- **BRIEF**
Return each entry exactly, omitting nothing.

- **WORKING DATA**
+++

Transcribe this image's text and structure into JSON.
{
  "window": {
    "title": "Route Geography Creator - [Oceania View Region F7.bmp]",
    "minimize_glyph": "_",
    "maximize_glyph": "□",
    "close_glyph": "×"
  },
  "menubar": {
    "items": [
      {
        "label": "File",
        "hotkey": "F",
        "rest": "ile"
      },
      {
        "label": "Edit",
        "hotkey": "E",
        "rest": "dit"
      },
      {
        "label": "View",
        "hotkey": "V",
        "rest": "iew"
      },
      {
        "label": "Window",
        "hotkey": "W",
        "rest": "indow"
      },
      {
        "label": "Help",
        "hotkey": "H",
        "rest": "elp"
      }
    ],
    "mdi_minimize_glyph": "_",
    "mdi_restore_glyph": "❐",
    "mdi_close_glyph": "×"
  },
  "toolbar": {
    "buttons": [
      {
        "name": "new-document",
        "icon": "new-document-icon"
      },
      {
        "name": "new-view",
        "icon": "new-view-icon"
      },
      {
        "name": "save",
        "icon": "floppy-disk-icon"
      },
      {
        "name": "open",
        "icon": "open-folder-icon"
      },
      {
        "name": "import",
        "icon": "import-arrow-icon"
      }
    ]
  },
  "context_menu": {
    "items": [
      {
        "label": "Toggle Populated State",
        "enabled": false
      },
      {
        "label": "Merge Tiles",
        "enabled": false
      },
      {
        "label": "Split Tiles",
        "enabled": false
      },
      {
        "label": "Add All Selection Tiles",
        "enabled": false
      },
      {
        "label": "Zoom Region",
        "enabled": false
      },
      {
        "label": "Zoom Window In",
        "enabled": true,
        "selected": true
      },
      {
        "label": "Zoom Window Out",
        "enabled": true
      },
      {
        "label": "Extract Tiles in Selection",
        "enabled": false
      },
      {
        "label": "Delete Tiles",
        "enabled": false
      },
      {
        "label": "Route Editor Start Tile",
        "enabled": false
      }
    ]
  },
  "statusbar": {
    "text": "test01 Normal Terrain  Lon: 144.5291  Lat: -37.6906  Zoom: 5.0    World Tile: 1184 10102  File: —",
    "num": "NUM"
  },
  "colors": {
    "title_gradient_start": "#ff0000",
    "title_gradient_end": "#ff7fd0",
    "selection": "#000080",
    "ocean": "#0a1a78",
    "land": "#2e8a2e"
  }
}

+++

- **OUTPUT**
Transcribe this image's text and structure into JSON.
{
  "window": {
    "title": "Route Geography Creator - [Oceania View Region F7.bmp]",
    "minimize_glyph": "_",
    "maximize_glyph": "□",
    "close_glyph": "×"
  },
  "menubar": {
    "items": [
      {
        "label": "File",
        "hotkey": "F",
        "rest": "ile"
      },
      {
        "label": "Edit",
        "hotkey": "E",
        "rest": "dit"
      },
      {
        "label": "View",
        "hotkey": "V",
        "rest": "iew"
      },
      {
        "label": "Window",
        "hotkey": "W",
        "rest": "indow"
      },
      {
        "label": "Help",
        "hotkey": "H",
        "rest": "elp"
      }
    ],
    "mdi_minimize_glyph": "_",
    "mdi_restore_glyph": "❐",
    "mdi_close_glyph": "×"
  },
  "toolbar": {
    "buttons": [
      {
        "name": "new-document",
        "icon": "new-document-icon"
      },
      {
        "name": "new-view",
        "icon": "new-view-icon"
      },
      {
        "name": "save",
        "icon": "floppy-disk-icon"
      },
      {
        "name": "open",
        "icon": "open-folder-icon"
      },
      {
        "name": "import",
        "icon": "import-arrow-icon"
      }
    ]
  },
  "context_menu": {
    "items": [
      {
        "label": "Toggle Populated State",
        "enabled": false
      },
      {
        "label": "Merge Tiles",
        "enabled": false
      },
      {
        "label": "Split Tiles",
        "enabled": false
      },
      {
        "label": "Add All Selection Tiles",
        "enabled": false
      },
      {
        "label": "Zoom Region",
        "enabled": false
      },
      {
        "label": "Zoom Window In",
        "enabled": true,
        "selected": true
      },
      {
        "label": "Zoom Window Out",
        "enabled": true
      },
      {
        "label": "Extract Tiles in Selection",
        "enabled": false
      },
      {
        "label": "Delete Tiles",
        "enabled": false
      },
      {
        "label": "Route Editor Start Tile",
        "enabled": false
      }
    ]
  },
  "statusbar": {
    "text": "test01 Normal Terrain  Lon: 144.5291  Lat: -37.6906  Zoom: 5.0    World Tile: 1184 10102  File: —",
    "num": "NUM"
  },
  "colors": {
    "title_gradient_start": "#ff0000",
    "title_gradient_end": "#ff7fd0",
    "selection": "#000080",
    "ocean": "#0a1a78",
    "land": "#2e8a2e"
  }
}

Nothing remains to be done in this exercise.